In the eighth grade, the humanities theme is “The American Experience.” At the outset, students review the foundational documents that they studied in depth the previous year: the Declaration of Independence, the Constitution, and the Bill of Rights. These documents are analyzed from a new perspective, with an eye to deriving from them the ideals they set forth. Throughout the year, these ideals are revisited as criteria by which one may assess the social realities of American history and contemporary life: to what extent are the ideals realized? Where are there gaps between the ideals and the realities? What might be needed to achieve a closer fit between realities and ideals?

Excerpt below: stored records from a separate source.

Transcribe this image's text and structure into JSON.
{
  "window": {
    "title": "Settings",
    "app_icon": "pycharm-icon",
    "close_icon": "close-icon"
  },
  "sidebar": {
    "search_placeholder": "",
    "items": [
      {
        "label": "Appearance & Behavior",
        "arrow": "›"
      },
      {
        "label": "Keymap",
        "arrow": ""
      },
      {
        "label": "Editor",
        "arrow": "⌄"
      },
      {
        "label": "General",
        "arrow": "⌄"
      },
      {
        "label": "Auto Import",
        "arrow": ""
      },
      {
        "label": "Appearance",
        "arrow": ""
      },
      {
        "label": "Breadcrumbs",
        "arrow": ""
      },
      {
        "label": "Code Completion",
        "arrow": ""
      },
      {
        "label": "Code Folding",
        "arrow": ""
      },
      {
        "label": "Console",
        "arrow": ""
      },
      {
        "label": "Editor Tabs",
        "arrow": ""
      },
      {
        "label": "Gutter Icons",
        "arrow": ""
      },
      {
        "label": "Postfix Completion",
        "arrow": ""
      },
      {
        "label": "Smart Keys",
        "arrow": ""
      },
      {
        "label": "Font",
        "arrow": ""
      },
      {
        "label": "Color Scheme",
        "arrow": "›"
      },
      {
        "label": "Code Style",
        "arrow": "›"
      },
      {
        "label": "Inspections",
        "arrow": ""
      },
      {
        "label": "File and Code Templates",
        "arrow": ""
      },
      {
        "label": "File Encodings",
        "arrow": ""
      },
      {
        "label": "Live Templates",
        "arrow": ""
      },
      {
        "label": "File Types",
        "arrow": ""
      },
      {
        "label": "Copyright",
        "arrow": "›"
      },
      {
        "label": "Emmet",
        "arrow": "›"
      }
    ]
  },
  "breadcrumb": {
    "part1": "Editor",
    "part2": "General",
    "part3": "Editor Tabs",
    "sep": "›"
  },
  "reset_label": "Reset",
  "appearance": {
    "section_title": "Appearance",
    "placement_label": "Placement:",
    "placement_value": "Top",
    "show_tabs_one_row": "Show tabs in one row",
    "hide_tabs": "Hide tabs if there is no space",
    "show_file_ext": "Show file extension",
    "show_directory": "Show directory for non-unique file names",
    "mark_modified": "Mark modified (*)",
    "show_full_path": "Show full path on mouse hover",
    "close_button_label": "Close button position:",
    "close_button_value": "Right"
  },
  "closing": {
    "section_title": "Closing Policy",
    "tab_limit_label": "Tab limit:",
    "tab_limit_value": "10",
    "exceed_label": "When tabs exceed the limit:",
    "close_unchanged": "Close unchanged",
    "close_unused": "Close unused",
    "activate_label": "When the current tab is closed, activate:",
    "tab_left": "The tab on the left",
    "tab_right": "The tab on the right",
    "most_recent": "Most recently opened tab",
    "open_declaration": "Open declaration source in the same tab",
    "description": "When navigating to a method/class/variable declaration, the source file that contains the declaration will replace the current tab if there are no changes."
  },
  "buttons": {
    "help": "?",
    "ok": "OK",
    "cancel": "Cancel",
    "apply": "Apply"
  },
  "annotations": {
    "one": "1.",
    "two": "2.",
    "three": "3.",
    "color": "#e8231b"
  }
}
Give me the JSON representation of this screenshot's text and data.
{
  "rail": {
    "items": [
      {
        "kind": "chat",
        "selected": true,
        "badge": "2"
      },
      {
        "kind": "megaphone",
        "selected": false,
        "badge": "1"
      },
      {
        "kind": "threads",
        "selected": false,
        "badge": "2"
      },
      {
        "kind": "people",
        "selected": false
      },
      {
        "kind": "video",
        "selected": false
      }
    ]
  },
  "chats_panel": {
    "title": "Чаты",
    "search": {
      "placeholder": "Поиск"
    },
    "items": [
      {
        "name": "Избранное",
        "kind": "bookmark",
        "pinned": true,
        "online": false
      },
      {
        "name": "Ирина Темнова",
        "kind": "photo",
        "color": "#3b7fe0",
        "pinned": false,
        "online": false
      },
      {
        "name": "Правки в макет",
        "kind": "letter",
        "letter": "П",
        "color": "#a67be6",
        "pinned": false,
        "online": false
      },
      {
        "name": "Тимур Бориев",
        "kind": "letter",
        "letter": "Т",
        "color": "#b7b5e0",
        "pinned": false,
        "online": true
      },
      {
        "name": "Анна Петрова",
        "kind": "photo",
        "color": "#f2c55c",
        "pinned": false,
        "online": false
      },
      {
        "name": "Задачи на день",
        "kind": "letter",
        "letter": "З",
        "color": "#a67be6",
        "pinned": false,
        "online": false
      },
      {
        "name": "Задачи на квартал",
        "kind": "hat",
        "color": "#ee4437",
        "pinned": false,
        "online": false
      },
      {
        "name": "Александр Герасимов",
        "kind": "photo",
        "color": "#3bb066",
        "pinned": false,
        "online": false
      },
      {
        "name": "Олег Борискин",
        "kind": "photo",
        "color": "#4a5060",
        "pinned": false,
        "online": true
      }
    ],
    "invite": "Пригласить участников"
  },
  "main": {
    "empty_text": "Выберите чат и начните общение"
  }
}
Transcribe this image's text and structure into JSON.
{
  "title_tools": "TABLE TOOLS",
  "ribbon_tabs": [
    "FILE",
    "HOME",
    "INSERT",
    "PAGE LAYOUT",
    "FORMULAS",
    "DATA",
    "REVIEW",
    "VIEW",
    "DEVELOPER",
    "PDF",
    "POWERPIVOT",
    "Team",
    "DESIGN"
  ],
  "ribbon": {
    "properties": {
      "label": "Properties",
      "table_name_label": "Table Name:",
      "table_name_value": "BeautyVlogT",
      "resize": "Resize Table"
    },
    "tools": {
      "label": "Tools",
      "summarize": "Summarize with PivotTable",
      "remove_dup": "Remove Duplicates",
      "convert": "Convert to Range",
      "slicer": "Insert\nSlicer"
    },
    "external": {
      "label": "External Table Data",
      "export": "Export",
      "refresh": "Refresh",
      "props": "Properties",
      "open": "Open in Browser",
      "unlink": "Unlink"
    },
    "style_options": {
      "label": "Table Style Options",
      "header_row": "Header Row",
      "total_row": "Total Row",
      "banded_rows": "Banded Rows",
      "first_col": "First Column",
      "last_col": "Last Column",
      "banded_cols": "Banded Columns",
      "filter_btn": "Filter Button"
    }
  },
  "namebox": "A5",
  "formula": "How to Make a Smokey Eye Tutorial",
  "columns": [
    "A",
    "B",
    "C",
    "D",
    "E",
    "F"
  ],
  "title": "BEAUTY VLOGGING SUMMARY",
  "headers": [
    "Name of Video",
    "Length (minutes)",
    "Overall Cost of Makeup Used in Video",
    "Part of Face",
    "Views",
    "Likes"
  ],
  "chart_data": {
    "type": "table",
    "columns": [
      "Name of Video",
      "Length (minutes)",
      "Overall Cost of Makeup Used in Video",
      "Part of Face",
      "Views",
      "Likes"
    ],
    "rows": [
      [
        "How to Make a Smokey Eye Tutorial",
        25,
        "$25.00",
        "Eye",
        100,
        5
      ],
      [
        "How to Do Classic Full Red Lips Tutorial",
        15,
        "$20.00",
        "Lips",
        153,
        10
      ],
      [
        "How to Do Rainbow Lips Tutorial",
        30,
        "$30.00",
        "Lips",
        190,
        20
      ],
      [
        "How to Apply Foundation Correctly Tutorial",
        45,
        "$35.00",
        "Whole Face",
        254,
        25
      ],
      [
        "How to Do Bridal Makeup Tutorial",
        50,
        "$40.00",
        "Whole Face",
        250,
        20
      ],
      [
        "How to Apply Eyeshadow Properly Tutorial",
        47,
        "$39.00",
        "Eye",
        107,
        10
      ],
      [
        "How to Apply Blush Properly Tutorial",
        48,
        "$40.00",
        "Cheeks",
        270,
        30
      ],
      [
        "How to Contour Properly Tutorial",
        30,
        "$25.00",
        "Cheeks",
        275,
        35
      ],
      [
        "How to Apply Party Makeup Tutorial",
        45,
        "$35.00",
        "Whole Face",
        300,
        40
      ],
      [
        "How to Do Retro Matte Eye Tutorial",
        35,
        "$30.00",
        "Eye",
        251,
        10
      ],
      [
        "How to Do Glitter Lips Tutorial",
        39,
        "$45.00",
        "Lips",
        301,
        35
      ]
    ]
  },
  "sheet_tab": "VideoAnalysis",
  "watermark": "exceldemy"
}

The focus shifts next to Native and African American history, with an emphasis on highlighting differences in the American experience. By reading and responding to primary documents, historical fiction, and investigative journalism, students reconstruct the events that have shaped the experiences of African Americans, Native Americans, and others, with special emphasis on slavery, emancipation, discrimination, and the Civil Rights Movement. In connection with their study, they write poetry and research papers.
In a culminating exhibition, students interview an individual in the community to examine how their experience compares and contrasts with the American ideals that emerged from their studies. Students produce a written paper, a creative product, an oral presentation, and respond to “warm” and “cool” questions; these reflect their growing ability to relate the realities of American society to the ideals enshrined in America’s foundational documents and popular culture.
The eighth grade Holocaust unit focuses on the extermination of the Jews in concentration camps and death camps as well as the resistance; this unit of study incorporates non-fiction reading, including survivor accounts such as excerpts from Night by Elie Wiesel and Maus I and II by Art Spiegelman , historical literature, and analytical written responses.
As the students approach graduation, they work in committees to produce a school yearbook, with tasks including fundraising, writing copy, design and computer layout, organization, and printing of a full-color publication that reflects their years at Schechter Manhattan.
As the final unit of the year, students study the concept of utopia, read dystopian literature, and choose their own social issues for which to propose solutions. Students write proposals and create three-dimensional models to present their ideas of a utopian society.
Other experiences with literature complement the thematic organization of the curriculum: poetry, Shakespeare, nonfiction, an American novel: To Kill a Mockingbird, biography, and autobiography, each student’s own independent reading, newspaper and magazine articles.. The students’ writing experiences, both in connection with the theme and independent of it, take the form of a writing workshop, in which students approach writing as a recursive process, completing multiple drafts of each assignment, sharing through a formalized published anthology.. Grammar, spelling, conciseness, transitions, and active verb and varied word choice are taught directly and reinforced continuously in the writing workshop. Among the research skills that students refine throughout the year are note taking, paraphrasing, and MLA citation.